** AVAILABLE DATA follows **

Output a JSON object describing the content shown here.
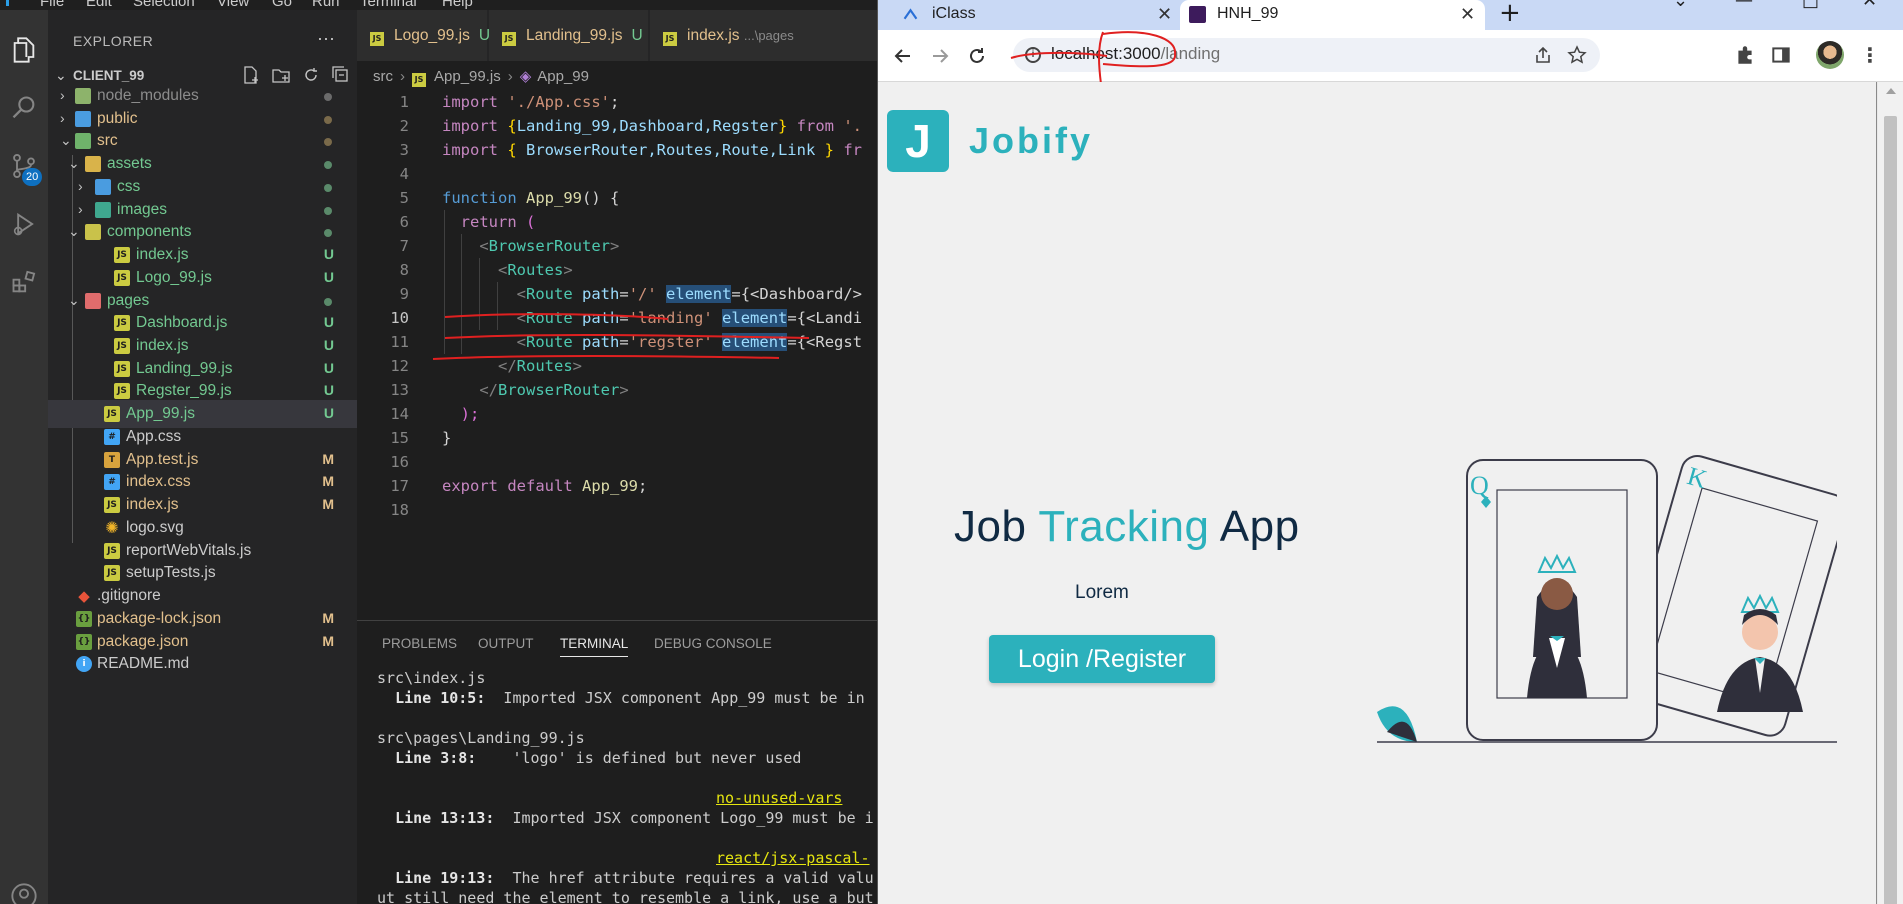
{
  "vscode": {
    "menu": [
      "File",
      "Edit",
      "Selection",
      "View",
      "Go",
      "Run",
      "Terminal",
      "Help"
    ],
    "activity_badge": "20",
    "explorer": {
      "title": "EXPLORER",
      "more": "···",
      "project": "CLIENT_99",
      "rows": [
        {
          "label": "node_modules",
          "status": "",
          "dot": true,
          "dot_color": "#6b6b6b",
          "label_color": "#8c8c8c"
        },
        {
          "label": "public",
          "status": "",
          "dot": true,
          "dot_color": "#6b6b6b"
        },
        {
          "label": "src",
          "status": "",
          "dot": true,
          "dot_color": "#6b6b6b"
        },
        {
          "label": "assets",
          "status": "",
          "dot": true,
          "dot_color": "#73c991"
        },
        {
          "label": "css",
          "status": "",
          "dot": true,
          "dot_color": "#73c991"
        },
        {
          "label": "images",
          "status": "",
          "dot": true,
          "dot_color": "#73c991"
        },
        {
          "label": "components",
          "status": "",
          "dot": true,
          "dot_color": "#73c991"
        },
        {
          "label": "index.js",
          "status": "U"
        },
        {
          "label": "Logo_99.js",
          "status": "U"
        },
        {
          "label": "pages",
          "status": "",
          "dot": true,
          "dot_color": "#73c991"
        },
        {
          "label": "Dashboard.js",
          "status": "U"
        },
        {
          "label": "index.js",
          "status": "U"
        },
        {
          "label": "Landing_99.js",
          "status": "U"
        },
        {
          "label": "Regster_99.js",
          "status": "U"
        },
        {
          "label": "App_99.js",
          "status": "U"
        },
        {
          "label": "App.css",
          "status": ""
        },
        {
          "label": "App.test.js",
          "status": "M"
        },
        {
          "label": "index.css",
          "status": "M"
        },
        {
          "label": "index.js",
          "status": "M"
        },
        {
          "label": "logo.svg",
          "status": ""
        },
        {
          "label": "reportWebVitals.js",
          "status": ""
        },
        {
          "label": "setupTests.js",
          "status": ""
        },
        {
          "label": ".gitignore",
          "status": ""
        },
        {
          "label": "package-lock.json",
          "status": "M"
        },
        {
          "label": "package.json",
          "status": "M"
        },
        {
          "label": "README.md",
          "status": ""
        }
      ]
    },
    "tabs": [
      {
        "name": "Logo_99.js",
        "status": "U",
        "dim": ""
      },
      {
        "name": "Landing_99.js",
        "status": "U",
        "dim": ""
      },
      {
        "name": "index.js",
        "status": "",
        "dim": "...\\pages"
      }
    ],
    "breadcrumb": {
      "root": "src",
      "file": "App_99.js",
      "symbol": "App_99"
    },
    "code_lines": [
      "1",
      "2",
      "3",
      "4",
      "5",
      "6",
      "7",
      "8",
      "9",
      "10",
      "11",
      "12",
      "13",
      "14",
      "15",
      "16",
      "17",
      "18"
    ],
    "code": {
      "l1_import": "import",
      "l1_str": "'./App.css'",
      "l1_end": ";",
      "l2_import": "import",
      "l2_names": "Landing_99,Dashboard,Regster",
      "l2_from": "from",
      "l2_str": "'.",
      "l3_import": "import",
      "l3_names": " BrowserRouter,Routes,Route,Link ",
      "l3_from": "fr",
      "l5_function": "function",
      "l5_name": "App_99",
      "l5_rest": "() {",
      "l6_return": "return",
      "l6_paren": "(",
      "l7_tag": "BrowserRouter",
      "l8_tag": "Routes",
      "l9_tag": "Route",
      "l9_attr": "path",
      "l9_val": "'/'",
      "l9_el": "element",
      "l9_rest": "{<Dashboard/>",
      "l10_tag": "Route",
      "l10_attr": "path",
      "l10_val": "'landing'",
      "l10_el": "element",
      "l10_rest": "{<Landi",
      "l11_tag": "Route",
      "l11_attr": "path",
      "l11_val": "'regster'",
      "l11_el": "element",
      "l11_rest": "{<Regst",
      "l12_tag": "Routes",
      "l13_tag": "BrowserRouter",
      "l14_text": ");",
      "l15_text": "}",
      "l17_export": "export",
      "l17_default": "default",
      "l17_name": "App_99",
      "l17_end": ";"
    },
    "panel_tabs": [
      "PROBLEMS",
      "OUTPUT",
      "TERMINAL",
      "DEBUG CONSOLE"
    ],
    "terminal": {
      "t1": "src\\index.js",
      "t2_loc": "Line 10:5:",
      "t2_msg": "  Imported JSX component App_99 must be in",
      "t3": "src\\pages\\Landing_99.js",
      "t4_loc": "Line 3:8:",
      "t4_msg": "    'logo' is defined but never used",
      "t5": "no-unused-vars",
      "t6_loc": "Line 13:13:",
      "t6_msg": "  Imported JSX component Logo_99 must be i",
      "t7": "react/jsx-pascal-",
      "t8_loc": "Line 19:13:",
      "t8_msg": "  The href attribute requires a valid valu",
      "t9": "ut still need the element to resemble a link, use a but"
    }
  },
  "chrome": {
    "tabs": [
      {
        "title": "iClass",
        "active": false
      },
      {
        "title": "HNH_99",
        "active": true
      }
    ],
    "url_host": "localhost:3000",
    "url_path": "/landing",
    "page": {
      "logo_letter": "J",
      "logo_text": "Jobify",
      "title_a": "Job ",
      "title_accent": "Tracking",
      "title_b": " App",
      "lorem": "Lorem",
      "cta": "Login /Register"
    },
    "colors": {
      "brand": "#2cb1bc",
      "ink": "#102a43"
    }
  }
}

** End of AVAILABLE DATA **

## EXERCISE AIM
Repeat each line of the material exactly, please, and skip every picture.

## SOLUTION TO THIS PROBLEM
Output a JSON object describing the content shown here.
{
  "vscode": {
    "menu": [
      "File",
      "Edit",
      "Selection",
      "View",
      "Go",
      "Run",
      "Terminal",
      "Help"
    ],
    "activity_badge": "20",
    "explorer": {
      "title": "EXPLORER",
      "more": "···",
      "project": "CLIENT_99",
      "rows": [
        {
          "label": "node_modules",
          "status": "",
          "dot": true,
          "dot_color": "#6b6b6b",
          "label_color": "#8c8c8c"
        },
        {
          "label": "public",
          "status": "",
          "dot": true,
          "dot_color": "#6b6b6b"
        },
        {
          "label": "src",
          "status": "",
          "dot": true,
          "dot_color": "#6b6b6b"
        },
        {
          "label": "assets",
          "status": "",
          "dot": true,
          "dot_color": "#73c991"
        },
        {
          "label": "css",
          "status": "",
          "dot": true,
          "dot_color": "#73c991"
        },
        {
          "label": "images",
          "status": "",
          "dot": true,
          "dot_color": "#73c991"
        },
        {
          "label": "components",
          "status": "",
          "dot": true,
          "dot_color": "#73c991"
        },
        {
          "label": "index.js",
          "status": "U"
        },
        {
          "label": "Logo_99.js",
          "status": "U"
        },
        {
          "label": "pages",
          "status": "",
          "dot": true,
          "dot_color": "#73c991"
        },
        {
          "label": "Dashboard.js",
          "status": "U"
        },
        {
          "label": "index.js",
          "status": "U"
        },
        {
          "label": "Landing_99.js",
          "status": "U"
        },
        {
          "label": "Regster_99.js",
          "status": "U"
        },
        {
          "label": "App_99.js",
          "status": "U"
        },
        {
          "label": "App.css",
          "status": ""
        },
        {
          "label": "App.test.js",
          "status": "M"
        },
        {
          "label": "index.css",
          "status": "M"
        },
        {
          "label": "index.js",
          "status": "M"
        },
        {
          "label": "logo.svg",
          "status": ""
        },
        {
          "label": "reportWebVitals.js",
          "status": ""
        },
        {
          "label": "setupTests.js",
          "status": ""
        },
        {
          "label": ".gitignore",
          "status": ""
        },
        {
          "label": "package-lock.json",
          "status": "M"
        },
        {
          "label": "package.json",
          "status": "M"
        },
        {
          "label": "README.md",
          "status": ""
        }
      ]
    },
    "tabs": [
      {
        "name": "Logo_99.js",
        "status": "U",
        "dim": ""
      },
      {
        "name": "Landing_99.js",
        "status": "U",
        "dim": ""
      },
      {
        "name": "index.js",
        "status": "",
        "dim": "...\\pages"
      }
    ],
    "breadcrumb": {
      "root": "src",
      "file": "App_99.js",
      "symbol": "App_99"
    },
    "code_lines": [
      "1",
      "2",
      "3",
      "4",
      "5",
      "6",
      "7",
      "8",
      "9",
      "10",
      "11",
      "12",
      "13",
      "14",
      "15",
      "16",
      "17",
      "18"
    ],
    "code": {
      "l1_import": "import",
      "l1_str": "'./App.css'",
      "l1_end": ";",
      "l2_import": "import",
      "l2_names": "Landing_99,Dashboard,Regster",
      "l2_from": "from",
      "l2_str": "'.",
      "l3_import": "import",
      "l3_names": " BrowserRouter,Routes,Route,Link ",
      "l3_from": "fr",
      "l5_function": "function",
      "l5_name": "App_99",
      "l5_rest": "() {",
      "l6_return": "return",
      "l6_paren": "(",
      "l7_tag": "BrowserRouter",
      "l8_tag": "Routes",
      "l9_tag": "Route",
      "l9_attr": "path",
      "l9_val": "'/'",
      "l9_el": "element",
      "l9_rest": "{<Dashboard/>",
      "l10_tag": "Route",
      "l10_attr": "path",
      "l10_val": "'landing'",
      "l10_el": "element",
      "l10_rest": "{<Landi",
      "l11_tag": "Route",
      "l11_attr": "path",
      "l11_val": "'regster'",
      "l11_el": "element",
      "l11_rest": "{<Regst",
      "l12_tag": "Routes",
      "l13_tag": "BrowserRouter",
      "l14_text": ");",
      "l15_text": "}",
      "l17_export": "export",
      "l17_default": "default",
      "l17_name": "App_99",
      "l17_end": ";"
    },
    "panel_tabs": [
      "PROBLEMS",
      "OUTPUT",
      "TERMINAL",
      "DEBUG CONSOLE"
    ],
    "terminal": {
      "t1": "src\\index.js",
      "t2_loc": "Line 10:5:",
      "t2_msg": "  Imported JSX component App_99 must be in",
      "t3": "src\\pages\\Landing_99.js",
      "t4_loc": "Line 3:8:",
      "t4_msg": "    'logo' is defined but never used",
      "t5": "no-unused-vars",
      "t6_loc": "Line 13:13:",
      "t6_msg": "  Imported JSX component Logo_99 must be i",
      "t7": "react/jsx-pascal-",
      "t8_loc": "Line 19:13:",
      "t8_msg": "  The href attribute requires a valid valu",
      "t9": "ut still need the element to resemble a link, use a but"
    }
  },
  "chrome": {
    "tabs": [
      {
        "title": "iClass",
        "active": false
      },
      {
        "title": "HNH_99",
        "active": true
      }
    ],
    "url_host": "localhost:3000",
    "url_path": "/landing",
    "page": {
      "logo_letter": "J",
      "logo_text": "Jobify",
      "title_a": "Job ",
      "title_accent": "Tracking",
      "title_b": " App",
      "lorem": "Lorem",
      "cta": "Login /Register"
    },
    "colors": {
      "brand": "#2cb1bc",
      "ink": "#102a43"
    }
  }
}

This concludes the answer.